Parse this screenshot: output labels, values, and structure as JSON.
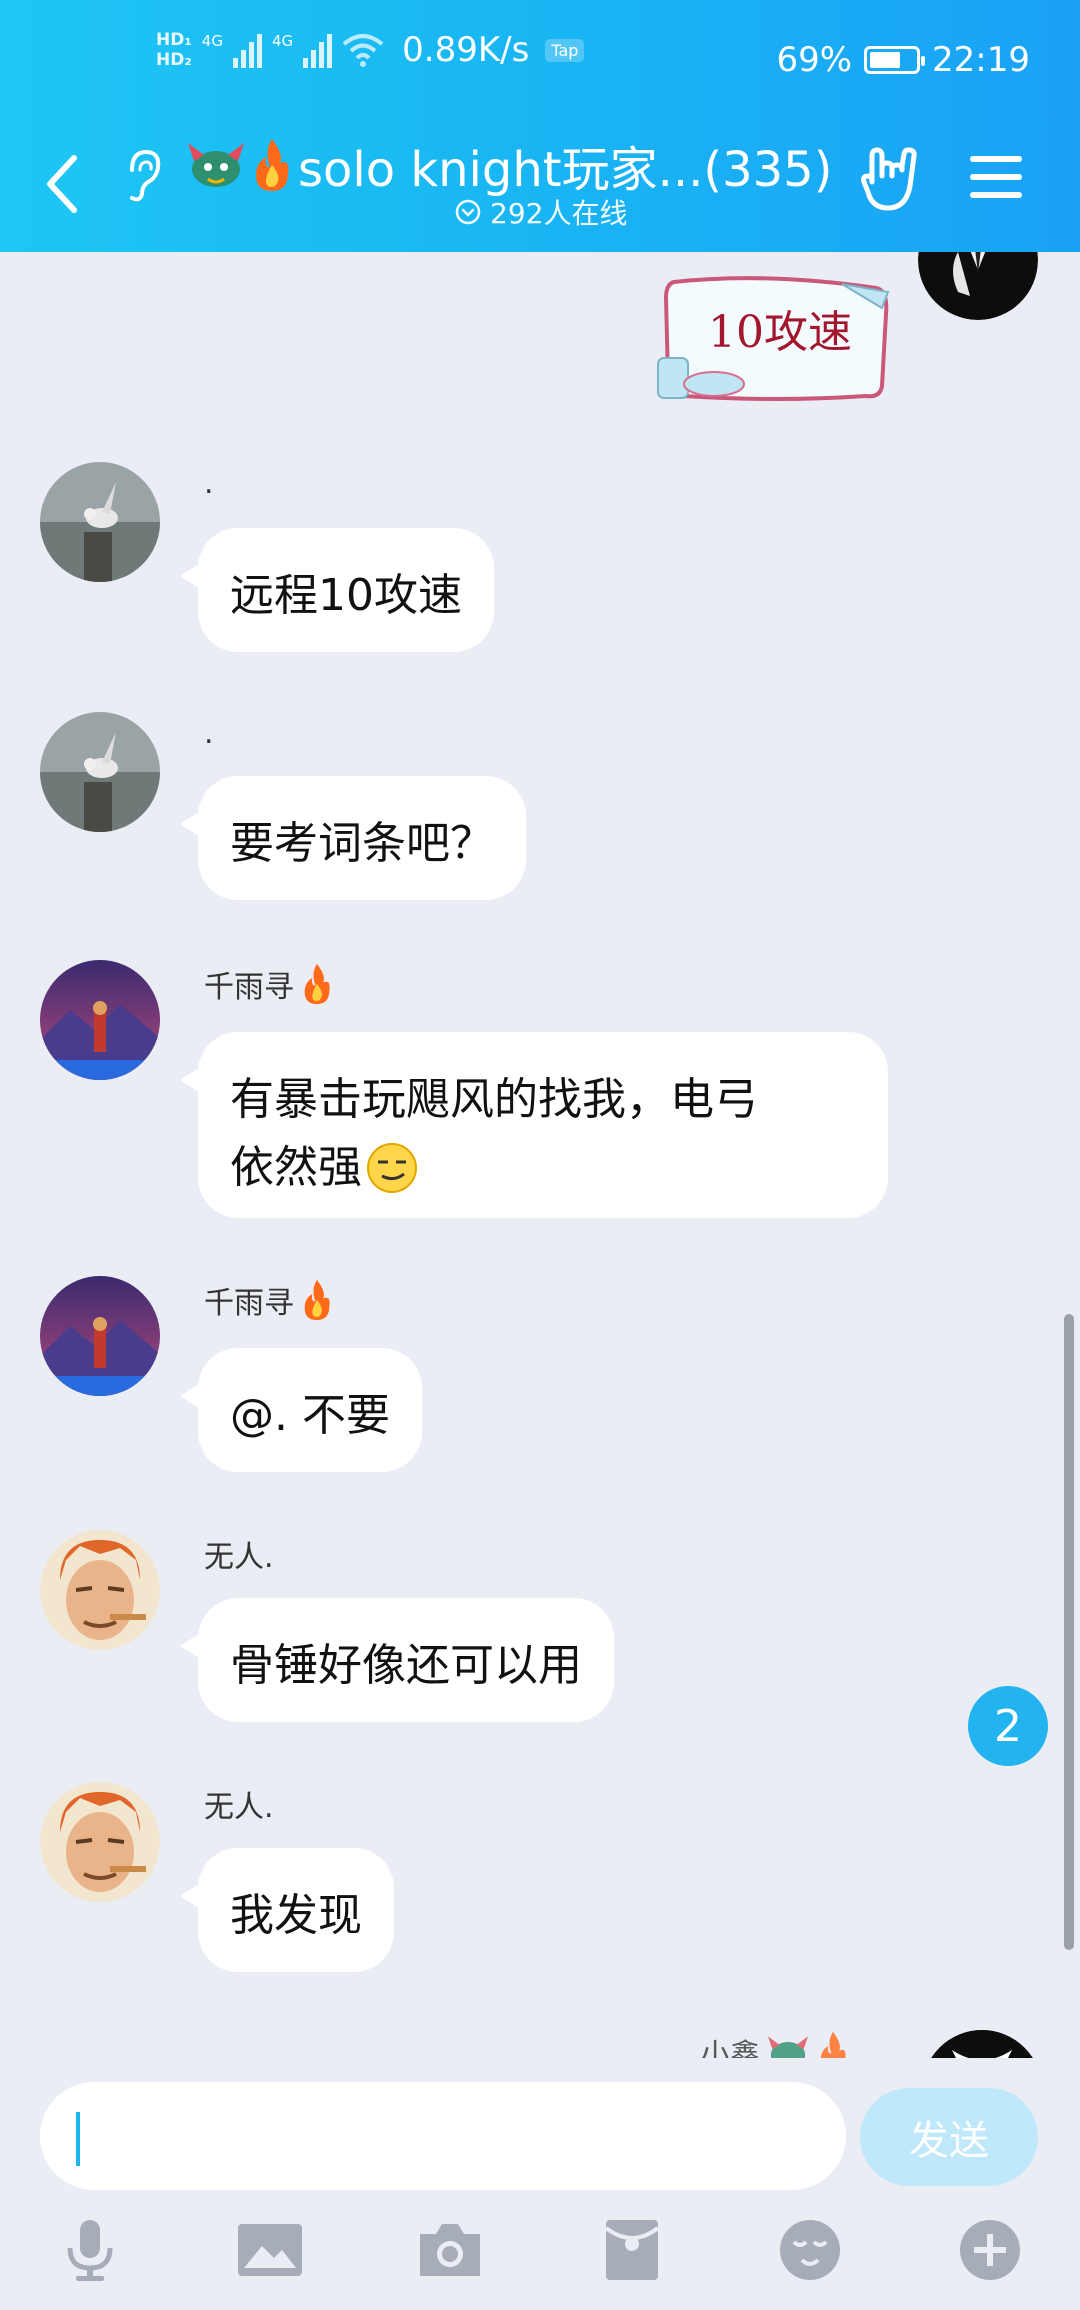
{
  "status_bar": {
    "hd1": "HD₁",
    "hd2": "HD₂",
    "net1": "4G",
    "net2": "4G",
    "speed": "0.89K/s",
    "tap_badge": "Tap",
    "battery_percent": "69%",
    "battery_level": 0.69,
    "time": "22:19"
  },
  "header": {
    "title": "solo knight玩家...(335)",
    "online": "292人在线"
  },
  "messages": [
    {
      "sender": ".",
      "text": "远程10攻速"
    },
    {
      "sender": ".",
      "text": "要考词条吧？"
    },
    {
      "sender": "千雨寻",
      "text_line1": "有暴击玩飓风的找我，电弓",
      "text_line2": "依然强"
    },
    {
      "sender": "千雨寻",
      "text": "@. 不要"
    },
    {
      "sender": "无人.",
      "text": "骨锤好像还可以用"
    },
    {
      "sender": "无人.",
      "text": "我发现"
    }
  ],
  "self_sticker_text": "10攻速",
  "partial_sender": "小鑫",
  "unread_count": "2",
  "input": {
    "value": "",
    "send_label": "发送"
  },
  "colors": {
    "header": "#1fb7f4",
    "send_disabled": "#bfe9fb",
    "badge": "#23b3ef",
    "background": "#ebedf5"
  },
  "toolbar_icons": [
    "mic-icon",
    "image-icon",
    "camera-icon",
    "red-packet-icon",
    "emoji-icon",
    "plus-icon"
  ]
}
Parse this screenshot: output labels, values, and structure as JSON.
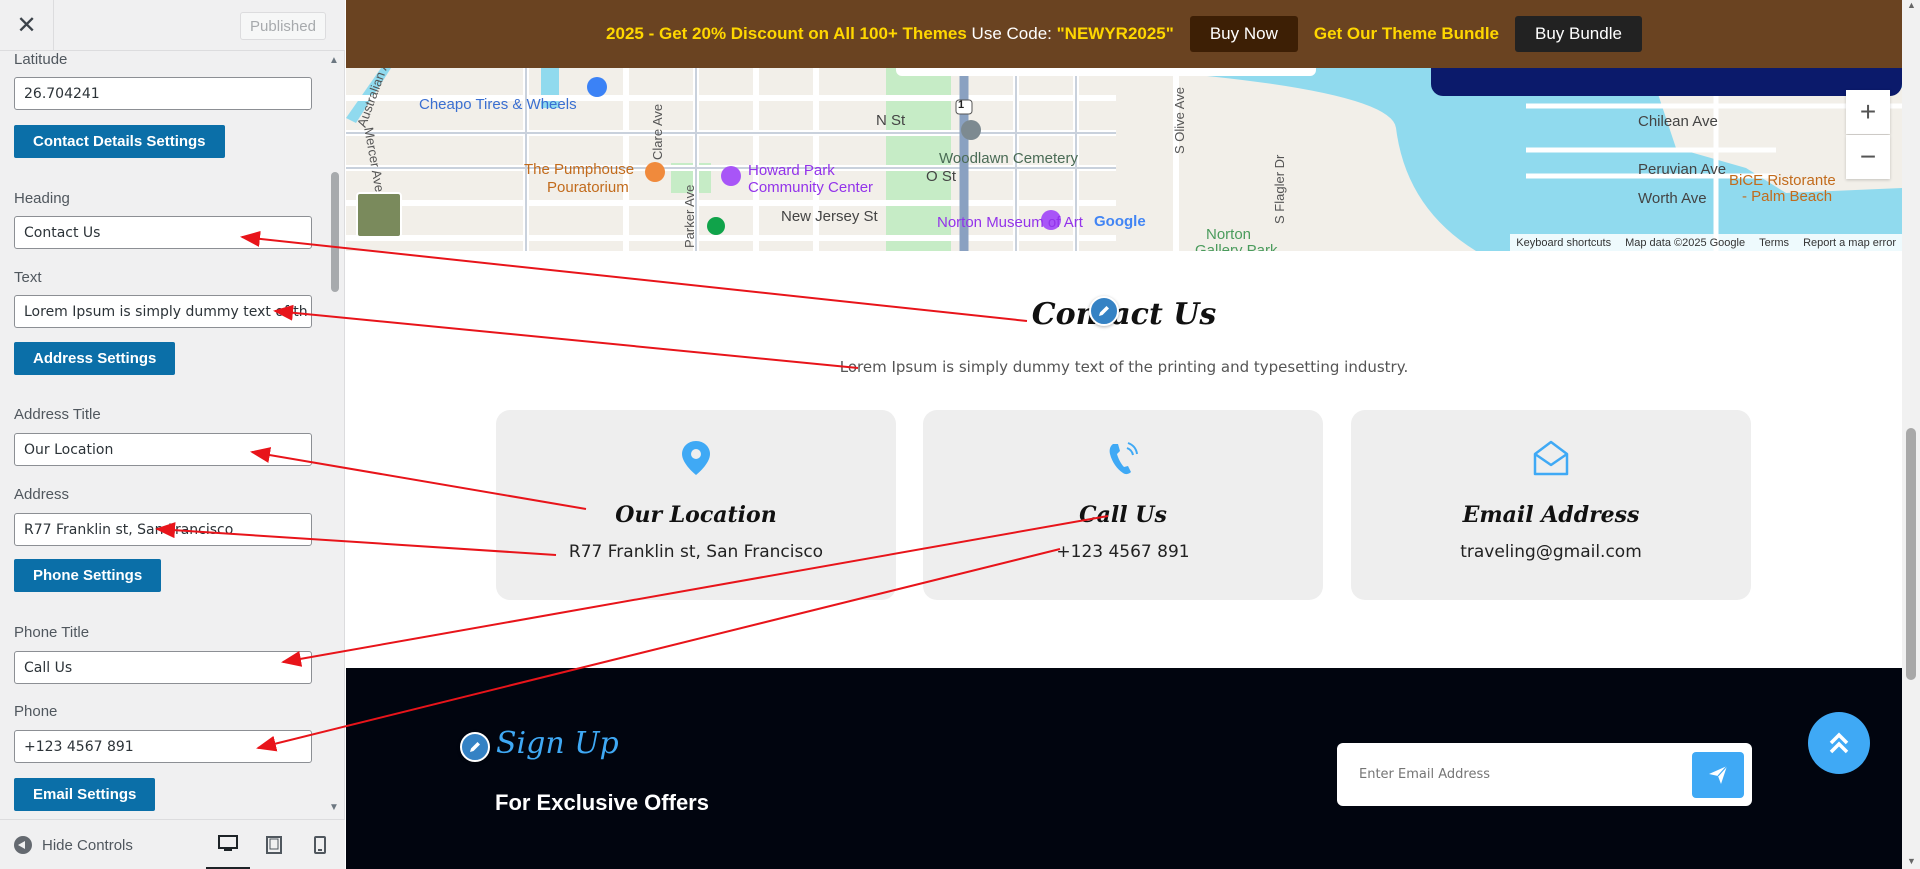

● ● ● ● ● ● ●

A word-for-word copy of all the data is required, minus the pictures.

**YOUR SOLUTION:**
Parse this screenshot: output labels, values, and structure as JSON.
{
  "status_bar": {
    "hd1": "HD₁",
    "hd2": "HD₂",
    "net1": "4G",
    "net2": "4G",
    "speed": "0.89K/s",
    "tap_badge": "Tap",
    "battery_percent": "69%",
    "battery_level": 0.69,
    "time": "22:19"
  },
  "header": {
    "title": "solo knight玩家...(335)",
    "online": "292人在线"
  },
  "messages": [
    {
      "sender": ".",
      "text": "远程10攻速"
    },
    {
      "sender": ".",
      "text": "要考词条吧？"
    },
    {
      "sender": "千雨寻",
      "text_line1": "有暴击玩飓风的找我，电弓",
      "text_line2": "依然强"
    },
    {
      "sender": "千雨寻",
      "text": "@. 不要"
    },
    {
      "sender": "无人.",
      "text": "骨锤好像还可以用"
    },
    {
      "sender": "无人.",
      "text": "我发现"
    }
  ],
  "self_sticker_text": "10攻速",
  "partial_sender": "小鑫",
  "unread_count": "2",
  "input": {
    "value": "",
    "send_label": "发送"
  },
  "colors": {
    "header": "#1fb7f4",
    "send_disabled": "#bfe9fb",
    "badge": "#23b3ef",
    "background": "#ebedf5"
  },
  "toolbar_icons": [
    "mic-icon",
    "image-icon",
    "camera-icon",
    "red-packet-icon",
    "emoji-icon",
    "plus-icon"
  ]
}
Parse this screenshot: output labels, values, and structure as JSON.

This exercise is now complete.